--- Dataset entries ---

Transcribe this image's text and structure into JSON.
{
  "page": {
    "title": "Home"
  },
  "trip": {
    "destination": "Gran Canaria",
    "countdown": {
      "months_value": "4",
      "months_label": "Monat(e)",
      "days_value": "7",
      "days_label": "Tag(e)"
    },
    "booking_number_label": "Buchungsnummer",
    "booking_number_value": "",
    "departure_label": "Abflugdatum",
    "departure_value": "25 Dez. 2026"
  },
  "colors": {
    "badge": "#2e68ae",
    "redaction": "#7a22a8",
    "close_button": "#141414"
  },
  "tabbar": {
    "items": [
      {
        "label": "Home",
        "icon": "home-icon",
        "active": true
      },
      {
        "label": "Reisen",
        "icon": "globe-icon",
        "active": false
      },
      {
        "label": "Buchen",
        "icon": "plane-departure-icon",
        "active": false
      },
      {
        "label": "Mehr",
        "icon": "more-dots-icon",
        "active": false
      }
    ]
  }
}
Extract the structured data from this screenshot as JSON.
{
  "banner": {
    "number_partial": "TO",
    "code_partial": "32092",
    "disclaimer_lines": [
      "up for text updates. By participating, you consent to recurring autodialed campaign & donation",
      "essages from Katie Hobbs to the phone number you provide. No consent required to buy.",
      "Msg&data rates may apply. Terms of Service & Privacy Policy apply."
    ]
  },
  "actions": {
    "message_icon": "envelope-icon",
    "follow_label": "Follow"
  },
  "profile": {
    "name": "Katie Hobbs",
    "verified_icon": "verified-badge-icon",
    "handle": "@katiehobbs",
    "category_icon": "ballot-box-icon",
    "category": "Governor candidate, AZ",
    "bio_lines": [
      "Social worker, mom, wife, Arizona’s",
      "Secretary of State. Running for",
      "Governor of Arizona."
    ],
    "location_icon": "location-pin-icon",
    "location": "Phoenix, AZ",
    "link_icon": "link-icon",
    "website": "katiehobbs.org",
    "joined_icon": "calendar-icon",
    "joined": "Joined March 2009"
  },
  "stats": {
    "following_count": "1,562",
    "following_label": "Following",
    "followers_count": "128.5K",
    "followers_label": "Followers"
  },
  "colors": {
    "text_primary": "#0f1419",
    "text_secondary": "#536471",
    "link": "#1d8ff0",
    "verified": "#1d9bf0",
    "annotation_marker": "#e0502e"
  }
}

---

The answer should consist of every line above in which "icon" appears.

        "icon": "home-icon",
        "icon": "globe-icon",
        "icon": "plane-departure-icon",
        "icon": "more-dots-icon",
    "message_icon": "envelope-icon",
    "verified_icon": "verified-badge-icon",
    "category_icon": "ballot-box-icon",
    "location_icon": "location-pin-icon",
    "link_icon": "link-icon",
    "joined_icon": "calendar-icon",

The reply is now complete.